■ Exercise
Every line below from the one containing "Read all visible content and emit it as JSON." to the final line must be reproduced exactly, and no other line may appear in the answer.

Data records
..............................

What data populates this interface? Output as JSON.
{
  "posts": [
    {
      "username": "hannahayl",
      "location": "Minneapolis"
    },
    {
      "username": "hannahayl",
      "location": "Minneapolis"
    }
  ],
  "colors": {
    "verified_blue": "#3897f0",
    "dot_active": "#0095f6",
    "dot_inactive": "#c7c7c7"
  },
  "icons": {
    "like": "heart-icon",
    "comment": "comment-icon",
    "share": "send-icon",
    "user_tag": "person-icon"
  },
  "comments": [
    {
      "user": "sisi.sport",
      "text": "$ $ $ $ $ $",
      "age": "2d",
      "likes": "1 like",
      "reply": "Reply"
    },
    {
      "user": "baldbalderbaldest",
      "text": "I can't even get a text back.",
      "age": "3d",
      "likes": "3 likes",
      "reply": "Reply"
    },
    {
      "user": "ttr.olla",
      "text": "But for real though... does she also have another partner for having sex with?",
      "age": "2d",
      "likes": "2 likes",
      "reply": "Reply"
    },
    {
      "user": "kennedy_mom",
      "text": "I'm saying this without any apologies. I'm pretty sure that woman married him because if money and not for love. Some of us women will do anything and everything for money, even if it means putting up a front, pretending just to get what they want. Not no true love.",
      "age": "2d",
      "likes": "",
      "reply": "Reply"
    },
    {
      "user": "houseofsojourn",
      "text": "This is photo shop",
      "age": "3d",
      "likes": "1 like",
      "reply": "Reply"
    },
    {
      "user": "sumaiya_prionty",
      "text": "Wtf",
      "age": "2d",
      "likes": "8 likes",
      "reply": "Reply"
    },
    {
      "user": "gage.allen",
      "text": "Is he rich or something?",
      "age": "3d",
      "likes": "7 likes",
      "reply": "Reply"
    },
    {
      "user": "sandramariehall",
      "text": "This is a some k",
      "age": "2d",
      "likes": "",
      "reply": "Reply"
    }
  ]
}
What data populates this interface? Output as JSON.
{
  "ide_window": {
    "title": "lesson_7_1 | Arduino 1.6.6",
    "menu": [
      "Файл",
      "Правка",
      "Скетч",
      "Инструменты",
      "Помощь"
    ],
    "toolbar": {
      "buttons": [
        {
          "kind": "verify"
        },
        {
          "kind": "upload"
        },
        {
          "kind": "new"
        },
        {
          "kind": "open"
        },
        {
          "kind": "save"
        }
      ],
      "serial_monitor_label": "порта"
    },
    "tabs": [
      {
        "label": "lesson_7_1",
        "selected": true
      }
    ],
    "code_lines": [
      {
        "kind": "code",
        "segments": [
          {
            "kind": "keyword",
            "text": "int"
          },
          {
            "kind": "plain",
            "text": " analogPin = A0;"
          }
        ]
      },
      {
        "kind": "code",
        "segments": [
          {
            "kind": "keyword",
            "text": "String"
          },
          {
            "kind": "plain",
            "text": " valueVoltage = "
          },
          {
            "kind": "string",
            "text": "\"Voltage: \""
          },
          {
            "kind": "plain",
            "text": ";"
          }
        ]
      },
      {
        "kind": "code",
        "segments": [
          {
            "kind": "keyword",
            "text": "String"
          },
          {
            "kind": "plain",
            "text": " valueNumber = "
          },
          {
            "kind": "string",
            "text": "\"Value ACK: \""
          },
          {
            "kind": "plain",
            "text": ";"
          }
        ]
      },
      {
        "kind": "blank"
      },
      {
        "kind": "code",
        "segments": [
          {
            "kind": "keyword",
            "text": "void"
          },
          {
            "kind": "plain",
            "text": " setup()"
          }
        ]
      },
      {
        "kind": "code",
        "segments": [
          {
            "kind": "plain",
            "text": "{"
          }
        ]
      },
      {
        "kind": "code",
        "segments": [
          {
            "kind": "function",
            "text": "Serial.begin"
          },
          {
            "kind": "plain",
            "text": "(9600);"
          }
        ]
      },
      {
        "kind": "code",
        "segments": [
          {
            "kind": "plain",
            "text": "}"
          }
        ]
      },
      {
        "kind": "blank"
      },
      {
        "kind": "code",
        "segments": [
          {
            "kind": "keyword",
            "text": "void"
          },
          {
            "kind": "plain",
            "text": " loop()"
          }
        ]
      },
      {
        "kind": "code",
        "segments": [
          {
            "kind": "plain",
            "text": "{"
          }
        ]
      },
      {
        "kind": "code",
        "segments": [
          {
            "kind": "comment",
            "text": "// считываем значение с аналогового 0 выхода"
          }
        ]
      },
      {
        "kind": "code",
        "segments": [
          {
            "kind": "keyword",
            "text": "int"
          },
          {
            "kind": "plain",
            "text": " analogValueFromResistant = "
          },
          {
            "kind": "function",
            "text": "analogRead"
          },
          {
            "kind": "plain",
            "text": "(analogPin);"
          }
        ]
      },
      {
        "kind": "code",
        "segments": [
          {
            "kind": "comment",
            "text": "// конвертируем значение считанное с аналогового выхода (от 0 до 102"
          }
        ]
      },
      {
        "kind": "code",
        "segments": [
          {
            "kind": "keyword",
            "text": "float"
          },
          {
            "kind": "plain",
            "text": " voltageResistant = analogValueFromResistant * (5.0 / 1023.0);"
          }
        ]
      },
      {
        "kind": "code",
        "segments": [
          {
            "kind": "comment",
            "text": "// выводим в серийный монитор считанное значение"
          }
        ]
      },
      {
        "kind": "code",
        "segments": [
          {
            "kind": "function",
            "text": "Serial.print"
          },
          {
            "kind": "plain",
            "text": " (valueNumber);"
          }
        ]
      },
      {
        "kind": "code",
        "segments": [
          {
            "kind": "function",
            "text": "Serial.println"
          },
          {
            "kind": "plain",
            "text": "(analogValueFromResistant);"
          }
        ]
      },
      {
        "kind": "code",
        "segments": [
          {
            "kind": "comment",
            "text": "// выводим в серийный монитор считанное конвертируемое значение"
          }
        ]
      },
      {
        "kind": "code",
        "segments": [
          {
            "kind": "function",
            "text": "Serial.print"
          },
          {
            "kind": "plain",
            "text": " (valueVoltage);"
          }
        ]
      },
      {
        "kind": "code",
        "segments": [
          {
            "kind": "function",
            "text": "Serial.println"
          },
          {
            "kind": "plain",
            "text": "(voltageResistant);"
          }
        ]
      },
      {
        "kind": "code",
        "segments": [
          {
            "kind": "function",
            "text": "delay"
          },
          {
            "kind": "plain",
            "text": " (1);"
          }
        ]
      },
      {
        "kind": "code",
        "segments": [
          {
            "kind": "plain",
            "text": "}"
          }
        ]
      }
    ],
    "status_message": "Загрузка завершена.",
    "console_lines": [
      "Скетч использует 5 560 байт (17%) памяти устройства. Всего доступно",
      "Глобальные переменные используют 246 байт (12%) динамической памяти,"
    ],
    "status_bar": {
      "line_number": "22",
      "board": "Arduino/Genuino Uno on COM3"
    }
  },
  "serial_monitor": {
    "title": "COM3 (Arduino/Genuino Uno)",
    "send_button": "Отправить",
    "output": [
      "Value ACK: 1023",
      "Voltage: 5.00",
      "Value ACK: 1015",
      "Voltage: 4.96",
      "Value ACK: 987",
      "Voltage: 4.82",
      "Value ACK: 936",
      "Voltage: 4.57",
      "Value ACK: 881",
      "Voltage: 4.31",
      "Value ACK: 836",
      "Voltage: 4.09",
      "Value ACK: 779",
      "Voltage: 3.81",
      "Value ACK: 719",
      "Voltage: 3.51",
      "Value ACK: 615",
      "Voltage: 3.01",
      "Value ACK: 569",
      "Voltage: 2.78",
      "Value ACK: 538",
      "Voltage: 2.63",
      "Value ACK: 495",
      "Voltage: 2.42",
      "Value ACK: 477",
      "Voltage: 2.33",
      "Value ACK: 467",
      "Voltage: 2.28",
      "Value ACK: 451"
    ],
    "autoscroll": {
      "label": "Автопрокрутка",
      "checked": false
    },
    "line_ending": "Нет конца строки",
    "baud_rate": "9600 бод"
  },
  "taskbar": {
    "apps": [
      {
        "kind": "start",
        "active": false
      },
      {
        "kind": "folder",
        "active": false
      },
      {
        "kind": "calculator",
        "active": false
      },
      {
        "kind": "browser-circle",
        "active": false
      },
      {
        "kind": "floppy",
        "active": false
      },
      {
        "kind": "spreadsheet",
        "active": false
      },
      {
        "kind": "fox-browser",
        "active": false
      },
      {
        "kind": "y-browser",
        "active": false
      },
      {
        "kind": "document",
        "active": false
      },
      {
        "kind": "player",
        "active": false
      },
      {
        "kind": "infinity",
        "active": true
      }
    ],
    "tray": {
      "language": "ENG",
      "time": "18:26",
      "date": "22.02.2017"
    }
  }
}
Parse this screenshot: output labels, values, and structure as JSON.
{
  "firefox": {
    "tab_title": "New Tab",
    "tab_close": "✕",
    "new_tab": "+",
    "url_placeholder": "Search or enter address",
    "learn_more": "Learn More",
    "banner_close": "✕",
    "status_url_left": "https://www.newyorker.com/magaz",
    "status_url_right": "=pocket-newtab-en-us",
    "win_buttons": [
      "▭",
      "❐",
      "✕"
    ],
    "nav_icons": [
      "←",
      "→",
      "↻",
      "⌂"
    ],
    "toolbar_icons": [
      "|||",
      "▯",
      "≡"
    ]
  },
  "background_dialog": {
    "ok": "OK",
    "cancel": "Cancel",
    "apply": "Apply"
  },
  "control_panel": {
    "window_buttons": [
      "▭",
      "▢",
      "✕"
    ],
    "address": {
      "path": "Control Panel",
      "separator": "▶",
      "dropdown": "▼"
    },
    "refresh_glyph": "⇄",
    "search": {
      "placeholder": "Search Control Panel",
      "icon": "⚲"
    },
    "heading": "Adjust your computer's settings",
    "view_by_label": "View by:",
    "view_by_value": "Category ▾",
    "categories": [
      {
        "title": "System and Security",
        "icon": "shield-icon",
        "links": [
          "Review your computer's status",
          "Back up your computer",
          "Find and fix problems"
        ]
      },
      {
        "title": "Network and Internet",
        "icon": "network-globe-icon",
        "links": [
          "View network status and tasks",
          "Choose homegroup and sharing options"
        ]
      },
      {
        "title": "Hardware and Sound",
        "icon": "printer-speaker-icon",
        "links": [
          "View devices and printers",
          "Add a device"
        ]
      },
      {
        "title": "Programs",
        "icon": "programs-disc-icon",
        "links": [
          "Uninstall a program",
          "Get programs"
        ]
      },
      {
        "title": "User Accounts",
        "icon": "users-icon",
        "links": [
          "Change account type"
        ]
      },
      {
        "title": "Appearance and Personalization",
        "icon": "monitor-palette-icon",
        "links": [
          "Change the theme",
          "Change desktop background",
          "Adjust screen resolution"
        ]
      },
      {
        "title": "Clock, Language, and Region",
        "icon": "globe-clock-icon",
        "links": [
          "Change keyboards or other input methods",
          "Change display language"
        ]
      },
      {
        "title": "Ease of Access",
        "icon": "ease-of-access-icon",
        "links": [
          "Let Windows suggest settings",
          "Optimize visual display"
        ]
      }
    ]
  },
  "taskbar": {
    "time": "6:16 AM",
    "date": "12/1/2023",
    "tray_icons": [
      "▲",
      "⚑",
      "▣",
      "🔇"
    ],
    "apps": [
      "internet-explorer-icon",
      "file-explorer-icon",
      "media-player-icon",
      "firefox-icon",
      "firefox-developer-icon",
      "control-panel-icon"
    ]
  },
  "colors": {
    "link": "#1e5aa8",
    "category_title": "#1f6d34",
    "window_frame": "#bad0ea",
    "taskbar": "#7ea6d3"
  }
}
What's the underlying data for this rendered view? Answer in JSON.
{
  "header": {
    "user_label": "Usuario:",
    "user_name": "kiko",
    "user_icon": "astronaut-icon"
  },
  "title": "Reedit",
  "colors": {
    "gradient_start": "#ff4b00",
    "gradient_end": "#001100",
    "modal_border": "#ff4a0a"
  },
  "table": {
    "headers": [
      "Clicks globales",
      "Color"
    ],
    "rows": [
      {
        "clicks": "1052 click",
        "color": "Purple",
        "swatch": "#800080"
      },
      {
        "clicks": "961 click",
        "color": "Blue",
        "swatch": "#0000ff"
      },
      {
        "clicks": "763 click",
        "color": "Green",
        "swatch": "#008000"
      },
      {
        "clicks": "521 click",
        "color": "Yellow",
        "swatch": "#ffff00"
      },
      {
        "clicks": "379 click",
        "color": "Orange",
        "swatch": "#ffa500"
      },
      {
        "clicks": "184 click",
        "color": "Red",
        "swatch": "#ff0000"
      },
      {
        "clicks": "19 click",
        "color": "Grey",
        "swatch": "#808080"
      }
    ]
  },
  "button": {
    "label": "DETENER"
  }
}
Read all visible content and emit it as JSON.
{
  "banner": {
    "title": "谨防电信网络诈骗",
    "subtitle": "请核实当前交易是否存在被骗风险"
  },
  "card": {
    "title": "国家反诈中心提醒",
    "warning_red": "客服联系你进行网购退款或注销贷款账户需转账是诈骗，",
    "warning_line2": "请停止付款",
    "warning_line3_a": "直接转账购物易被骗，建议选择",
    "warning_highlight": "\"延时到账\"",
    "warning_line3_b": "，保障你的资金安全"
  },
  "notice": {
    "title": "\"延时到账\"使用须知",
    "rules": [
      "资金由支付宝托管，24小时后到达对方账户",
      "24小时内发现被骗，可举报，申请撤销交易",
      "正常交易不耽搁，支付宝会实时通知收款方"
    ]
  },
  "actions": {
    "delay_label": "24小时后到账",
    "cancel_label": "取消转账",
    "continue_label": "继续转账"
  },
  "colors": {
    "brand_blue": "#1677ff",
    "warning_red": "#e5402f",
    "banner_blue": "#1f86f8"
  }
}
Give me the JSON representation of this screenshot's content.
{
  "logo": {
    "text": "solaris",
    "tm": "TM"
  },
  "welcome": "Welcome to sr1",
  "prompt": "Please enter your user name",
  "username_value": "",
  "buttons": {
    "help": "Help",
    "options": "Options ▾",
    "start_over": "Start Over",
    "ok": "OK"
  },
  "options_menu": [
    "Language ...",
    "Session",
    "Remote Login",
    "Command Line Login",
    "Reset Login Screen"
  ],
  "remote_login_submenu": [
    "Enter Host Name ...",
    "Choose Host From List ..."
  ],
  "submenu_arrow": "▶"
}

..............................

■ Exercise solution
Read all visible content and emit it as JSON.
{
  "banner": {
    "title": "谨防电信网络诈骗",
    "subtitle": "请核实当前交易是否存在被骗风险"
  },
  "card": {
    "title": "国家反诈中心提醒",
    "warning_red": "客服联系你进行网购退款或注销贷款账户需转账是诈骗，",
    "warning_line2": "请停止付款",
    "warning_line3_a": "直接转账购物易被骗，建议选择",
    "warning_highlight": "\"延时到账\"",
    "warning_line3_b": "，保障你的资金安全"
  },
  "notice": {
    "title": "\"延时到账\"使用须知",
    "rules": [
      "资金由支付宝托管，24小时后到达对方账户",
      "24小时内发现被骗，可举报，申请撤销交易",
      "正常交易不耽搁，支付宝会实时通知收款方"
    ]
  },
  "actions": {
    "delay_label": "24小时后到账",
    "cancel_label": "取消转账",
    "continue_label": "继续转账"
  },
  "colors": {
    "brand_blue": "#1677ff",
    "warning_red": "#e5402f",
    "banner_blue": "#1f86f8"
  }
}
Give me the JSON representation of this screenshot's content.
{
  "logo": {
    "text": "solaris",
    "tm": "TM"
  },
  "welcome": "Welcome to sr1",
  "prompt": "Please enter your user name",
  "username_value": "",
  "buttons": {
    "help": "Help",
    "options": "Options ▾",
    "start_over": "Start Over",
    "ok": "OK"
  },
  "options_menu": [
    "Language ...",
    "Session",
    "Remote Login",
    "Command Line Login",
    "Reset Login Screen"
  ],
  "remote_login_submenu": [
    "Enter Host Name ...",
    "Choose Host From List ..."
  ],
  "submenu_arrow": "▶"
}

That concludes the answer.